The Bench should have read the critique of Rousseau's social contract theory. Or better still kept in sight of its judicial reasoning, the rich tradition of debate exemplified in the Mahabharata where contrary sides of an issue are presented with nuance and equal worth, before declaring the intolerance to different perceptions regarding the “act” of showing respect to the national anthem. The coexistence of diverse, competing ideas in India consequently gave root to an argumentative tradition in India that Amartya Sen in his book “The Argumentative Indian” says has been celebrated, as heterodoxy in India “has always been the natural state of affairs.”

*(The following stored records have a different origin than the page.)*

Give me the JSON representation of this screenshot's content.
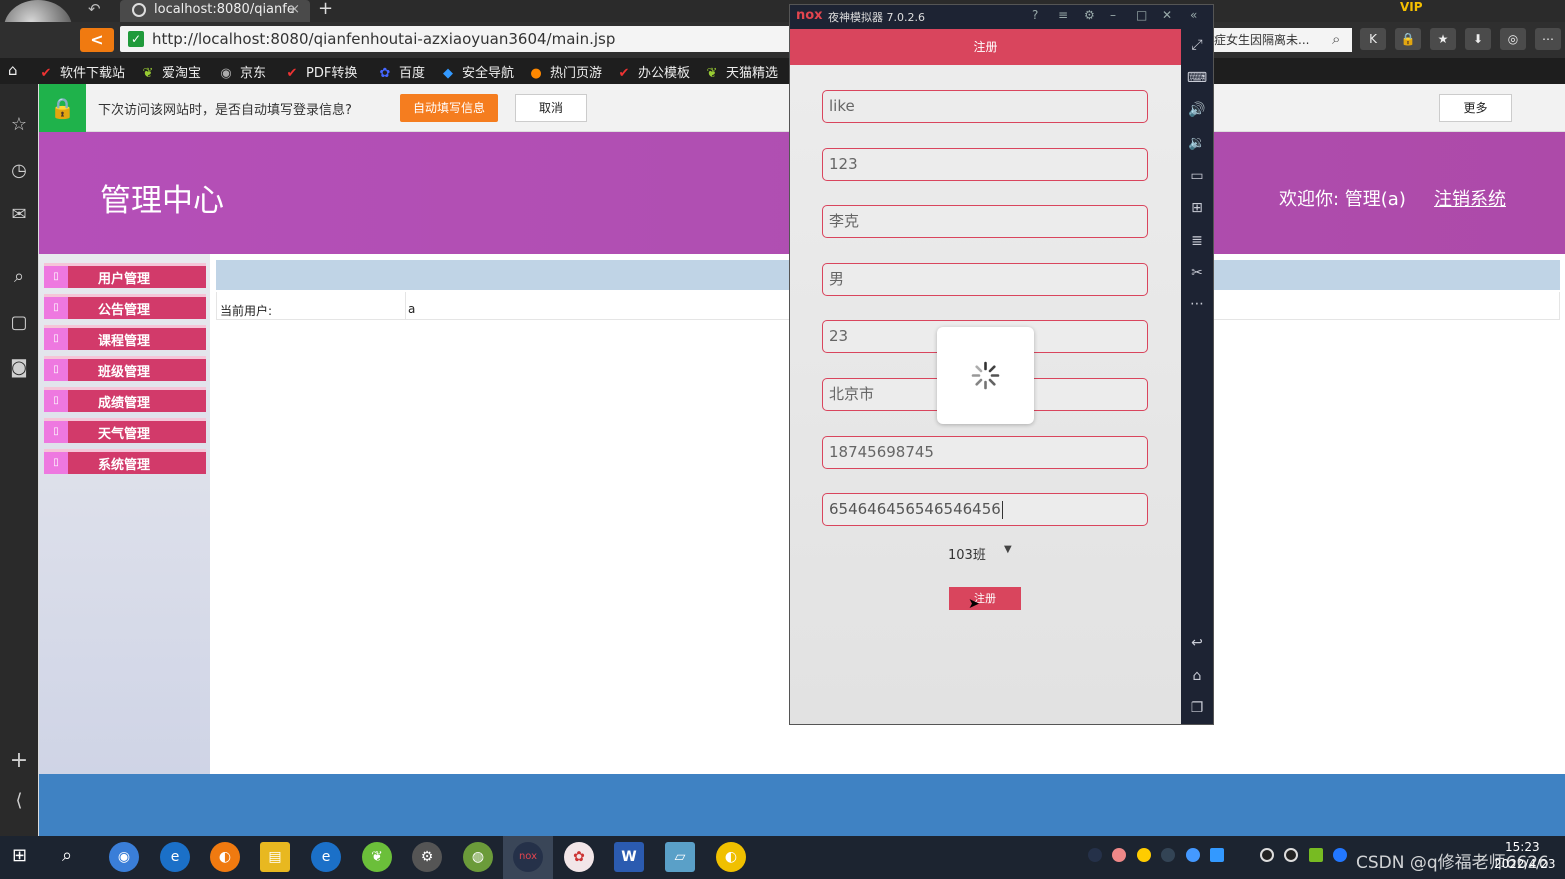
{
  "browser": {
    "tab_title": "localhost:8080/qianfe",
    "tab_close": "×",
    "new_tab": "+",
    "url": "http://localhost:8080/qianfenhoutai-azxiaoyuan3604/main.jsp",
    "search_value": "症女生因隔离未...",
    "bookmarks": [
      "软件下载站",
      "爱淘宝",
      "京东",
      "PDF转换",
      "百度",
      "安全导航",
      "热门页游",
      "办公模板",
      "天猫精选"
    ],
    "vip_label": "VIP"
  },
  "password_bar": {
    "message": "下次访问该网站时，是否自动填写登录信息?",
    "fill_label": "自动填写信息",
    "cancel_label": "取消",
    "more_label": "更多"
  },
  "site": {
    "title": "管理中心",
    "welcome": "欢迎你:  管理(a)",
    "logout": "注销系统",
    "nav": [
      "用户管理",
      "公告管理",
      "课程管理",
      "班级管理",
      "成绩管理",
      "天气管理",
      "系统管理"
    ],
    "current_user_label": "当前用户:",
    "current_user_value": "a"
  },
  "emulator": {
    "title": "夜神模拟器 7.0.2.6",
    "logo": "nox",
    "app_header": "注册",
    "fields": [
      "like",
      "123",
      "李克",
      "男",
      "23",
      "北京市",
      "18745698745",
      "654646456546546456"
    ],
    "class_selected": "103班",
    "register_button": "注册"
  },
  "taskbar": {
    "time": "15:23",
    "date": "2022/4/23",
    "watermark": "CSDN @q修福老师6626"
  },
  "colors": {
    "header": "#b04fb2",
    "nav_item": "#d23a6a",
    "app_accent": "#d9455d",
    "footer": "#3f82c3"
  }
}
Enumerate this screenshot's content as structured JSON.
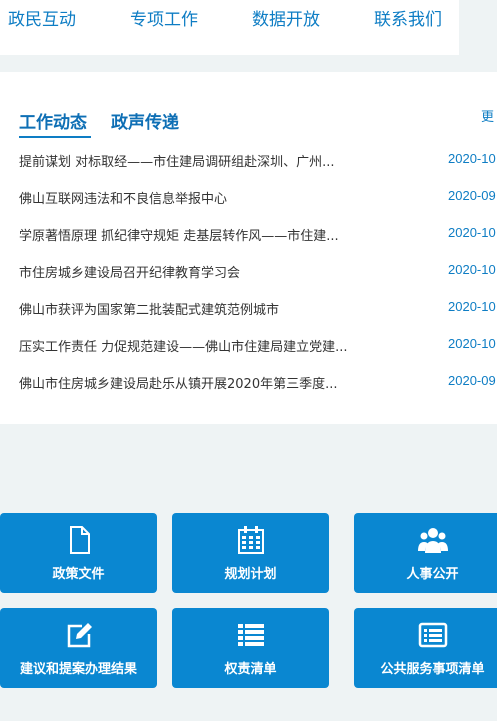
{
  "nav": {
    "items": [
      "政民互动",
      "专项工作",
      "数据开放",
      "联系我们"
    ]
  },
  "news": {
    "tabs": [
      "工作动态",
      "政声传递"
    ],
    "more": "更",
    "items": [
      {
        "title": "提前谋划 对标取经——市住建局调研组赴深圳、广州...",
        "date": "2020-10"
      },
      {
        "title": "佛山互联网违法和不良信息举报中心",
        "date": "2020-09"
      },
      {
        "title": "学原著悟原理 抓纪律守规矩 走基层转作风——市住建...",
        "date": "2020-10"
      },
      {
        "title": "市住房城乡建设局召开纪律教育学习会",
        "date": "2020-10"
      },
      {
        "title": "佛山市获评为国家第二批装配式建筑范例城市",
        "date": "2020-10"
      },
      {
        "title": "压实工作责任 力促规范建设——佛山市住建局建立党建...",
        "date": "2020-10"
      },
      {
        "title": "佛山市住房城乡建设局赴乐从镇开展2020年第三季度...",
        "date": "2020-09"
      }
    ]
  },
  "services": [
    {
      "label": "政策文件",
      "icon": "document-icon"
    },
    {
      "label": "规划计划",
      "icon": "calendar-icon"
    },
    {
      "label": "人事公开",
      "icon": "users-icon"
    },
    {
      "label": "建议和提案办理结果",
      "icon": "edit-icon"
    },
    {
      "label": "权责清单",
      "icon": "list-icon"
    },
    {
      "label": "公共服务事项清单",
      "icon": "list-alt-icon"
    }
  ],
  "colors": {
    "accent": "#0e7dc4",
    "tile": "#0a87d1"
  }
}
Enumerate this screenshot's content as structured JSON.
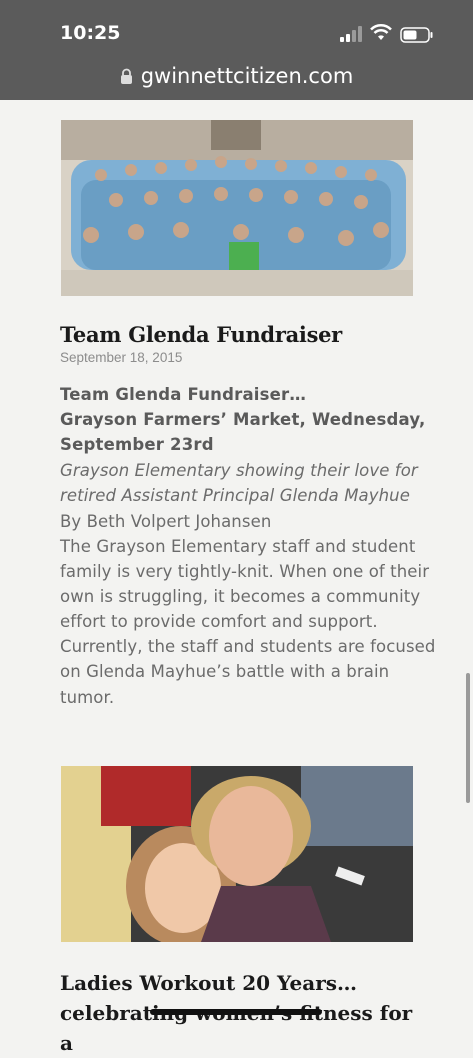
{
  "status": {
    "time": "10:25"
  },
  "browser": {
    "url": "gwinnettcitizen.com"
  },
  "article1": {
    "title": "Team Glenda Fundraiser",
    "date": "September 18, 2015",
    "heading_lines": [
      "Team Glenda Fundraiser…",
      "Grayson Farmers’ Market, Wednesday,",
      "September 23rd"
    ],
    "caption_lines": [
      "Grayson Elementary showing their love for",
      "retired Assistant Principal Glenda Mayhue"
    ],
    "byline": "By Beth Volpert Johansen",
    "body_lines": [
      "The Grayson Elementary staff and student",
      "family is very tightly-knit. When one of their",
      "own is struggling, it becomes a community",
      "effort to provide comfort and support.",
      "Currently, the staff and students are focused",
      "on Glenda Mayhue’s battle with a brain",
      "tumor."
    ]
  },
  "article2": {
    "title_lines": [
      "Ladies Workout 20 Years…",
      "celebrating women’s fitness for a"
    ]
  },
  "colors": {
    "statusbar": "#5b5b5b",
    "page": "#f3f3f1",
    "title": "#1a1a1a"
  }
}
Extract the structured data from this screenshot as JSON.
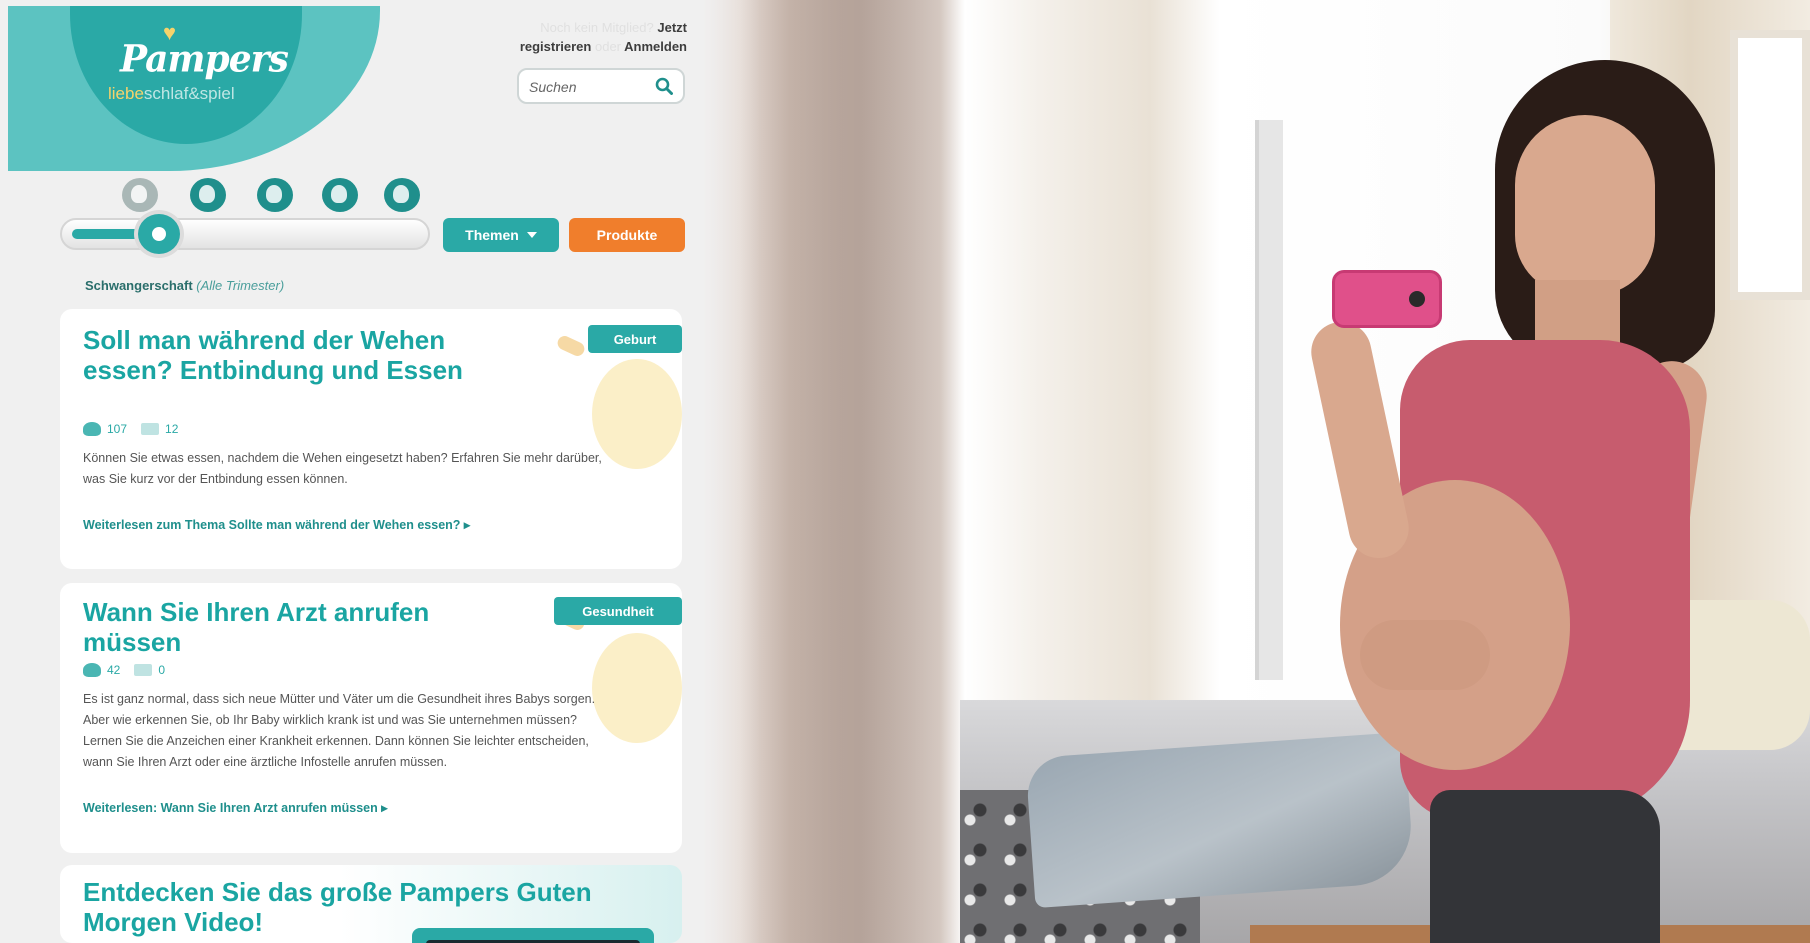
{
  "brand": {
    "logo": "Pampers",
    "tagline_part1": "liebe",
    "tagline_part2": "schlaf&spiel"
  },
  "header": {
    "faint_text": "Noch kein Mitglied?",
    "link_register_line1": "Jetzt",
    "link_register_line2": "registrieren",
    "link_separator": "oder",
    "link_login": "Anmelden"
  },
  "search": {
    "placeholder": "Suchen",
    "icon": "search-icon"
  },
  "stage_selector": {
    "icons": [
      "stage-pregnancy-icon",
      "stage-newborn-icon",
      "stage-baby-icon",
      "stage-toddler-icon",
      "stage-preschool-icon"
    ],
    "selected_index": 0
  },
  "buttons": {
    "themen": "Themen",
    "produkte": "Produkte"
  },
  "breadcrumb": {
    "main": "Schwangerschaft",
    "sub": "(Alle Trimester)"
  },
  "articles": [
    {
      "title": "Soll man während der Wehen essen? Entbindung und Essen",
      "tag": "Geburt",
      "likes": "107",
      "comments": "12",
      "body": "Können Sie etwas essen, nachdem die Wehen eingesetzt haben? Erfahren Sie mehr darüber, was Sie kurz vor der Entbindung essen können.",
      "read_more": "Weiterlesen zum Thema Sollte man während der Wehen essen? ▸"
    },
    {
      "title": "Wann Sie Ihren Arzt anrufen müssen",
      "tag": "Gesundheit",
      "likes": "42",
      "comments": "0",
      "body": "Es ist ganz normal, dass sich neue Mütter und Väter um die Gesundheit ihres Babys sorgen. Aber wie erkennen Sie, ob Ihr Baby wirklich krank ist und was Sie unternehmen müssen? Lernen Sie die Anzeichen einer Krankheit erkennen. Dann können Sie leichter entscheiden, wann Sie Ihren Arzt oder eine ärztliche Infostelle anrufen müssen.",
      "read_more": "Weiterlesen: Wann Sie Ihren Arzt anrufen müssen ▸"
    }
  ],
  "promo": {
    "title": "Entdecken Sie das große Pampers Guten Morgen Video!"
  },
  "colors": {
    "teal": "#2aa9a6",
    "teal_light": "#5cc3c1",
    "orange": "#f07e2c",
    "accent_yellow": "#f6d36b"
  }
}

For the Bench to deny Indians the right to interpret the idea or practice of nationalism erodes our constitutional right to liberty; to instruct and obligate a showcasing of “respect” towards a mythical entity that for many in our country, is a reason for their oppression and deprivation, and even if not, reeks of fetishism of nationalism to serve the current political climate that is inching towards majoritarian authoritarianism every day.
Ironically, the architect of the national anthem, Rabindranath Tagore critiqued nationalism (preferring humanism over it), keeping in mind that nationalism has been used to justify colonialism, upholding of oppressive “cultural” practices against women and lower castes, war and hatred. He said: "The Nation, with all its paraphernalia of power and prosperity, its flags and pious hymns…and the literary mock thunders of its patriotic bragging, cannot hide the fact that the Nation is the greatest evil for the Nation…”
Yes, the nation is necessary in the scheme of realpolitik, backed by political legitimacy. But to paint it as a moral authority backed by some human virtue, obliging all to blindly follow and internalize is fetishisation forebodes dangerous consequences and an erosion of our diverse values.
Our commonality and strength as Indian people lies in our historic openness to heterogeneity in thought and practices, including the belief in or practice of “national pride”. Nothing is/should be sacrosanct.
(Disclaimer: I was privileged enough to attain a discourse of education at home and university where deliberation and questioning was the norm, where I had the time and food on my plate to engage in such education. I understand that alternative forms of such engagement take place all around the country (I’ve been witness to that) and that is something to be encouraged. I mention my education to emphasise on the discourse that led to my own understanding of the tolerance of diversity in our traditions).
(Sriya Coomer is currently studying at the Boston University School of Law)